AIM OF THE EXERCISE: Search the entries for the word "Checkout". Copy every line that holds it.

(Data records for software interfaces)
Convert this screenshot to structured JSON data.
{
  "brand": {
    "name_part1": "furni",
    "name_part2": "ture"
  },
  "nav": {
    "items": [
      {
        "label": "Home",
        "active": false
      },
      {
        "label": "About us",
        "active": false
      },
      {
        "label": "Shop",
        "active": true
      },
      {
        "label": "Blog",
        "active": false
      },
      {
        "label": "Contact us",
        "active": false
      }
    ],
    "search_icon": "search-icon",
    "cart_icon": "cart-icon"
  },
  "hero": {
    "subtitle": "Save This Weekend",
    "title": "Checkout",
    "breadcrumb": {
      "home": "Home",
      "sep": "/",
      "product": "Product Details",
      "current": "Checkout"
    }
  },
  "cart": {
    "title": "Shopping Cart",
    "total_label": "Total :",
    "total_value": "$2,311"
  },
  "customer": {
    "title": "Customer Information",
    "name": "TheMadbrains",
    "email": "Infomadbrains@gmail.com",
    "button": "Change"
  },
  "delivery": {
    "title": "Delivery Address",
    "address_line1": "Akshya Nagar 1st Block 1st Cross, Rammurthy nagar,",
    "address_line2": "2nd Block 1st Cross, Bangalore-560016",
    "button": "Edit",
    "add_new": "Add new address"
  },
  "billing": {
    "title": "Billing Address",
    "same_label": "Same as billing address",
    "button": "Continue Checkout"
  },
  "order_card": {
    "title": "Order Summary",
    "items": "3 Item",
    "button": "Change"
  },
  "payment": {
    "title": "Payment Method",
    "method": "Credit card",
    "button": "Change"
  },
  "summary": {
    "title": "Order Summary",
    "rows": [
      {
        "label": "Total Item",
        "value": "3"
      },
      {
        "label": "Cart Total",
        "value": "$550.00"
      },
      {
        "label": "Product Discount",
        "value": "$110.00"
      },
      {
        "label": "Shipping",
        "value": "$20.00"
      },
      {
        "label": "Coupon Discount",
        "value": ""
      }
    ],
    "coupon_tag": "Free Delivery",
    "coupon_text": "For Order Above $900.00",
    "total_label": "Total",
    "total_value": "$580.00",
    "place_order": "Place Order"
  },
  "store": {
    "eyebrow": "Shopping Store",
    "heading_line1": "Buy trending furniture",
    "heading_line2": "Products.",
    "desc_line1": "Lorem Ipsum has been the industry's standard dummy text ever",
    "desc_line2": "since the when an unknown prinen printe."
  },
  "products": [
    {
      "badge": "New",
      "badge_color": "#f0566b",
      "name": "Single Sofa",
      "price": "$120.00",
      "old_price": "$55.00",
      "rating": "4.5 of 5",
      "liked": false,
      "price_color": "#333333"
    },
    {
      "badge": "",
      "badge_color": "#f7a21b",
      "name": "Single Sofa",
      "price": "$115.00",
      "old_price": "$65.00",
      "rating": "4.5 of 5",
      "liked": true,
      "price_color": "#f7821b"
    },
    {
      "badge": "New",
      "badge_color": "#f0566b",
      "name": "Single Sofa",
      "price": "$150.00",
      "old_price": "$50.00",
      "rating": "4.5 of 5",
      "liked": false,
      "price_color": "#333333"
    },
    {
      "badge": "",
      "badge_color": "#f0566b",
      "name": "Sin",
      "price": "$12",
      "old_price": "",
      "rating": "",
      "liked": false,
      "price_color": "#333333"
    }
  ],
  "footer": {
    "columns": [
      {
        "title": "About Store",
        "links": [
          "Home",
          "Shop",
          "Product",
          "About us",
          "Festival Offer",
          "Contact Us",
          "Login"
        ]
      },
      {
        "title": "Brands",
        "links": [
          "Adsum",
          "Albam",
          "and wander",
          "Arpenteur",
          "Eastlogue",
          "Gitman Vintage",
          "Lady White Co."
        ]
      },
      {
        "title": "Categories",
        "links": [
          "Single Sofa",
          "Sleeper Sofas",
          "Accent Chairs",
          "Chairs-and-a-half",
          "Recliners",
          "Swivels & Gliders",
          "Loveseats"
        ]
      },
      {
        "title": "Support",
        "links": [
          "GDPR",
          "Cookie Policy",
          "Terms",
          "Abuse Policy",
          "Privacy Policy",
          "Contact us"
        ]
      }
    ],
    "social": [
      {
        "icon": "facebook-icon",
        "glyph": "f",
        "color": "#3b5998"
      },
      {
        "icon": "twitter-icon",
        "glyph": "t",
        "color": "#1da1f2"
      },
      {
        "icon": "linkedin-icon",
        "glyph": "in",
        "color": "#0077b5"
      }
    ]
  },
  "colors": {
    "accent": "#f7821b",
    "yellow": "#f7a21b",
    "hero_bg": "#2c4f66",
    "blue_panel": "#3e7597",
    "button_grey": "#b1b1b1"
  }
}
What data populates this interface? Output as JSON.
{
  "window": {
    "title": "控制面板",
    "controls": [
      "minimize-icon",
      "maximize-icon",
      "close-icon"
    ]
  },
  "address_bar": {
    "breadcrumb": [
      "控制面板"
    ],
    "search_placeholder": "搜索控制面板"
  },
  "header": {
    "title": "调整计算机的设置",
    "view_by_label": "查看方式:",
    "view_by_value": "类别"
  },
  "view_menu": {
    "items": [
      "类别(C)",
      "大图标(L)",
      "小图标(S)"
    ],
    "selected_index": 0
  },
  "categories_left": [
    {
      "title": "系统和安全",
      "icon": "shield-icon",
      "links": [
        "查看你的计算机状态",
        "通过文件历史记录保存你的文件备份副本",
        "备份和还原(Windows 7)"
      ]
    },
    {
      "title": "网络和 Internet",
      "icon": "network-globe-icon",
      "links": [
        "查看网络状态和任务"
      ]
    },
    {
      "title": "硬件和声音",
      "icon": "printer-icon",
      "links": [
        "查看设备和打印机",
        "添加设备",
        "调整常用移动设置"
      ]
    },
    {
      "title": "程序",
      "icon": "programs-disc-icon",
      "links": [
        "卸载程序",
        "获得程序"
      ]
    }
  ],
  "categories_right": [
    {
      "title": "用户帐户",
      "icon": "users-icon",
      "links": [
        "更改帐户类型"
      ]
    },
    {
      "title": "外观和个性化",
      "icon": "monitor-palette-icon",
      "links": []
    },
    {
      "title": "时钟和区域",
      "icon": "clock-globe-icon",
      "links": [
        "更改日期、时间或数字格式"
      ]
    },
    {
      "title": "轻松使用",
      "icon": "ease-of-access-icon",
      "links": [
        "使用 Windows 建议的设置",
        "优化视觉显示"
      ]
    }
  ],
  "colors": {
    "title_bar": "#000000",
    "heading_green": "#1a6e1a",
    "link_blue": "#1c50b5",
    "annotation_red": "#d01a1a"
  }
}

SOLUTION TO THE EXERCISE:
    "title": "Checkout",
      "current": "Checkout"
    "button": "Continue Checkout"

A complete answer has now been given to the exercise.